WHAT YOU SHOULD DO:
When a line below holds the string "JSON", show that line.

Entries from a dataset of interfaces:
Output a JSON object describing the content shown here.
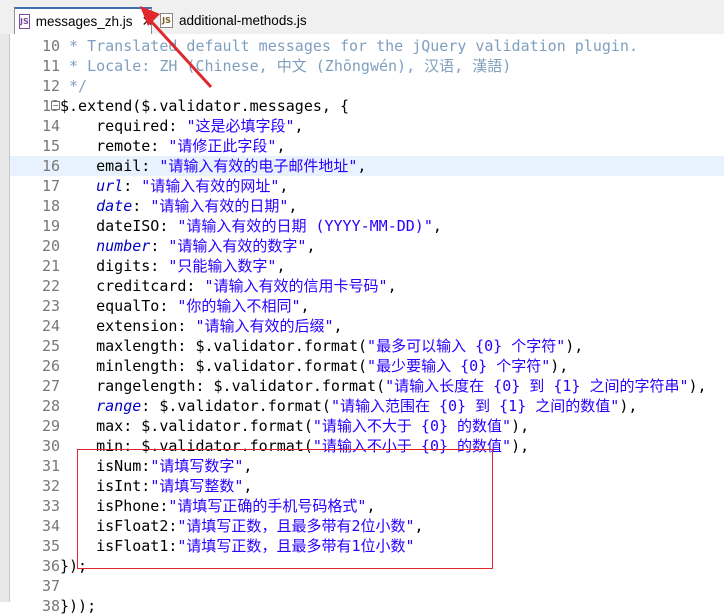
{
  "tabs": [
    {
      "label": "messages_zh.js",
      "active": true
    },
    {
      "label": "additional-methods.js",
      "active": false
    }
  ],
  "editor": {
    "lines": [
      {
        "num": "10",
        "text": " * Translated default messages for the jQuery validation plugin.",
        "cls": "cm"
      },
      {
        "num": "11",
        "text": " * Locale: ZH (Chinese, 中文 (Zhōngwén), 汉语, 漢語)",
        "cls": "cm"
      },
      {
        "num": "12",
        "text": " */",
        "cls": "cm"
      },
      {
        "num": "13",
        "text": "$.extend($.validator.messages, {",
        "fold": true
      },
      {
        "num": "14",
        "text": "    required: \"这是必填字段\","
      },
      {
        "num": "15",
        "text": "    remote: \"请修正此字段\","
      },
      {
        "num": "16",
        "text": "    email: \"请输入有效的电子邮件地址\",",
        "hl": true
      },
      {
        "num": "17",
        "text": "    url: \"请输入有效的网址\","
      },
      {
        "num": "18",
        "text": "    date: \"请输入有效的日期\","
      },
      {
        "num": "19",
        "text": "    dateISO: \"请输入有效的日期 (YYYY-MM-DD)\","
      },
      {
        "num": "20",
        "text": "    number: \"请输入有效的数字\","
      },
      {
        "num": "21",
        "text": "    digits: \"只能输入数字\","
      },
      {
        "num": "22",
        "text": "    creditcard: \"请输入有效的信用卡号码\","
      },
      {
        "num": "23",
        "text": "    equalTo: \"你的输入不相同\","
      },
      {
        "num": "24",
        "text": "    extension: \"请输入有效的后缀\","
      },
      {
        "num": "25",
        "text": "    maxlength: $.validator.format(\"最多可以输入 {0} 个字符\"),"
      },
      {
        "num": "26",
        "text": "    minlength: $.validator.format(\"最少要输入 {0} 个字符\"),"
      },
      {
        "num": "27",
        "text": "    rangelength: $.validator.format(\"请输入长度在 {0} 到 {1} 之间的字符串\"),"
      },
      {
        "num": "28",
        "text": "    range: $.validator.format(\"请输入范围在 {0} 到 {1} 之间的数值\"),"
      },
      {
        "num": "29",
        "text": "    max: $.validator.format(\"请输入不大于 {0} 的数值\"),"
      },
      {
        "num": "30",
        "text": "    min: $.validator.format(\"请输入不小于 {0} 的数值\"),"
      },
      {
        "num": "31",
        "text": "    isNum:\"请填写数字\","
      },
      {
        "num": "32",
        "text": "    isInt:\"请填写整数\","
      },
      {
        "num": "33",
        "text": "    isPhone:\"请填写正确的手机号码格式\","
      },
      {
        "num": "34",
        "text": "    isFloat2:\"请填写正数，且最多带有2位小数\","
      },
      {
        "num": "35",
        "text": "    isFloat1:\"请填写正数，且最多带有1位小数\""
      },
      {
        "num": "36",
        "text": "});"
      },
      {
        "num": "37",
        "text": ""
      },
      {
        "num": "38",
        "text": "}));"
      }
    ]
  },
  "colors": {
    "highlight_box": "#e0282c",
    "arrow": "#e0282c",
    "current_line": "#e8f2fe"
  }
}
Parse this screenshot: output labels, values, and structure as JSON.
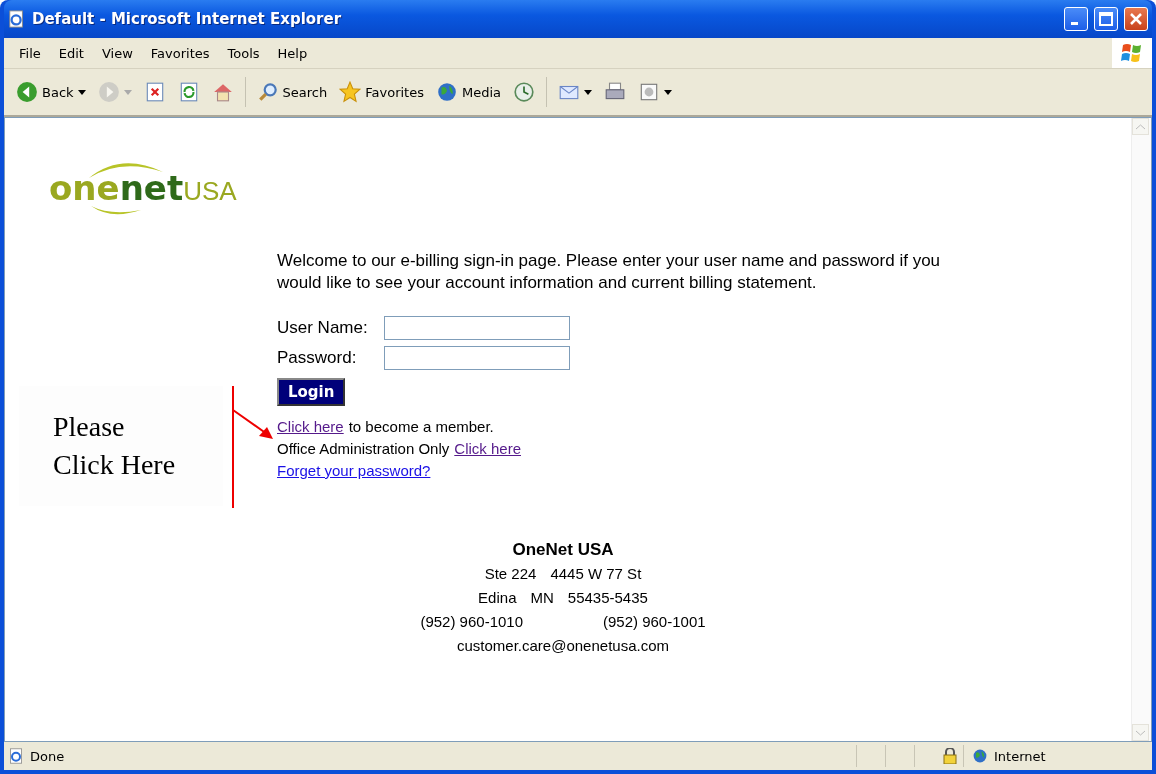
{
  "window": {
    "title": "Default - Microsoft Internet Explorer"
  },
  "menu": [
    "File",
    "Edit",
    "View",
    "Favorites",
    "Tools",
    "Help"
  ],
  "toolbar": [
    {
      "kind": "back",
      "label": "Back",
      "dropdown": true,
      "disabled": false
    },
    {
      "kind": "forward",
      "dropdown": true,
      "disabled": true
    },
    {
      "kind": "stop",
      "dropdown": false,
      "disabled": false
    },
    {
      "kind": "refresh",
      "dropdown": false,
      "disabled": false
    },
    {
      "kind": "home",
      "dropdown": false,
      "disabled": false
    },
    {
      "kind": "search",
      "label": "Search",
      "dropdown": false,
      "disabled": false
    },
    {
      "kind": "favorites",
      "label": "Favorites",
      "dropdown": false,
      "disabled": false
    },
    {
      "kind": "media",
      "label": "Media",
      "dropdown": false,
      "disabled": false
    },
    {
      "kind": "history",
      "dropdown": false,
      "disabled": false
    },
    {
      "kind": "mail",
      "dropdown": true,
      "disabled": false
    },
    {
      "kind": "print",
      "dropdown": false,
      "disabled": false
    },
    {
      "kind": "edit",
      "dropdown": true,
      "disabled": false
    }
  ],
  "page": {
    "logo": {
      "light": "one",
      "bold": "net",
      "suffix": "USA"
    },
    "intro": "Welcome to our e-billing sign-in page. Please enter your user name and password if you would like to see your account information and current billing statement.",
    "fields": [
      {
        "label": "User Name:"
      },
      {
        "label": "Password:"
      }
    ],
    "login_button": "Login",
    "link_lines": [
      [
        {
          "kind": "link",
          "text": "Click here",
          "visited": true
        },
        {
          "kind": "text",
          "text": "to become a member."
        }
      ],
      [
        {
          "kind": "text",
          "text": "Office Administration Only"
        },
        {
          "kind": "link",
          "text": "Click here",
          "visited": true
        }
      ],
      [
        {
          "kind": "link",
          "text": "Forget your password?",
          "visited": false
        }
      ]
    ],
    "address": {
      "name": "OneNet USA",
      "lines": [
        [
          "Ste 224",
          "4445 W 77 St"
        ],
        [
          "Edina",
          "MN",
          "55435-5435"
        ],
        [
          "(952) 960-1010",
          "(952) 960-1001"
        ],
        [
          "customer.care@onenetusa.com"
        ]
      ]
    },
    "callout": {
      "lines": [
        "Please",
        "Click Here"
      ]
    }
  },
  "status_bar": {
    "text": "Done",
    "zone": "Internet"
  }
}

RESPONSE TO THIS TASK:
Output a JSON object describing the content shown here.
Parse this screenshot: output labels, values, and structure as JSON.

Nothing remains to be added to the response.